[SUPPLIED MATERIAL Boundary: Start]
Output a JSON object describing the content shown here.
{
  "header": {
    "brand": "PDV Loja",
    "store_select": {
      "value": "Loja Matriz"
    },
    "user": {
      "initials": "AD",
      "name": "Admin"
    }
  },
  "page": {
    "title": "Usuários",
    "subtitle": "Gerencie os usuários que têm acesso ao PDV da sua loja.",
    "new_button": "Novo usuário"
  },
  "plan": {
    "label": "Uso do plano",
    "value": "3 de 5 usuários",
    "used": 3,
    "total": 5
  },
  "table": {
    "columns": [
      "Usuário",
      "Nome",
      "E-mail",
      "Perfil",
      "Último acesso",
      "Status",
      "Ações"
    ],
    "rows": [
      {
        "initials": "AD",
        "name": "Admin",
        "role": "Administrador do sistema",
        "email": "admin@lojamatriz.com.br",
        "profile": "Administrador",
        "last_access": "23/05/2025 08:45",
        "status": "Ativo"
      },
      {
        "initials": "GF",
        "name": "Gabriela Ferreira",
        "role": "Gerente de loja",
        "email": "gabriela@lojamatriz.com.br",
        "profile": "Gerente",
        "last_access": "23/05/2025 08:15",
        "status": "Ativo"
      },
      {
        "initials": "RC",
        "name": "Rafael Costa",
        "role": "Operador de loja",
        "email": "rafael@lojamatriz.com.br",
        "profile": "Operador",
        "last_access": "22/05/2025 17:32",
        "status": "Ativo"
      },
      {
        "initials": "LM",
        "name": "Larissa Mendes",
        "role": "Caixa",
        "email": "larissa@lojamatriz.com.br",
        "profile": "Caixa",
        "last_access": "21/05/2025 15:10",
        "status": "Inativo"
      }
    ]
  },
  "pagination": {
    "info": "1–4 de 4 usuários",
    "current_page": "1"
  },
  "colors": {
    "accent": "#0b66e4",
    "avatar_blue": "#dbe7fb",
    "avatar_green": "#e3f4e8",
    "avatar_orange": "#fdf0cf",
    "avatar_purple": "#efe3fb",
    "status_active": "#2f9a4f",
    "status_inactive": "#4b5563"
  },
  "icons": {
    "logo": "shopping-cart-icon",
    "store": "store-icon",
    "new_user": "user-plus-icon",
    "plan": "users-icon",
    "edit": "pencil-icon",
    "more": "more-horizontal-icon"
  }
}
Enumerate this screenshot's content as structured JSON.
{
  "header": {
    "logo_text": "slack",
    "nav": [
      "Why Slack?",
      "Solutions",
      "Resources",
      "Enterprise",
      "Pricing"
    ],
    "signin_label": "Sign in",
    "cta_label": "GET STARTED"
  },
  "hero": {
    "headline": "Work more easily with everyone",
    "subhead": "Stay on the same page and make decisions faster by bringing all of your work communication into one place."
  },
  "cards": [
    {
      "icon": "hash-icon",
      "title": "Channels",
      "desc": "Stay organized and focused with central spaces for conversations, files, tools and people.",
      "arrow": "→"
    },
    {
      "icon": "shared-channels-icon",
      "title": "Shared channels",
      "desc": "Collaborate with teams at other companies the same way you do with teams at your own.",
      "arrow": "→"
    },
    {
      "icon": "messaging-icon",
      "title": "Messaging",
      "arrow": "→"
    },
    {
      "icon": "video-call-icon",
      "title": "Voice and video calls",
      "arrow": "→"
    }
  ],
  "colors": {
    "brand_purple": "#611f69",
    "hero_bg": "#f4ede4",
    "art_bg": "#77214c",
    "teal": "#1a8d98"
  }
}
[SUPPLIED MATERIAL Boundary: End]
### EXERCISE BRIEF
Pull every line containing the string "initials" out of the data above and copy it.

### EXPECTED ANSWER
      "initials": "AD",
        "initials": "AD",
        "initials": "GF",
        "initials": "RC",
        "initials": "LM",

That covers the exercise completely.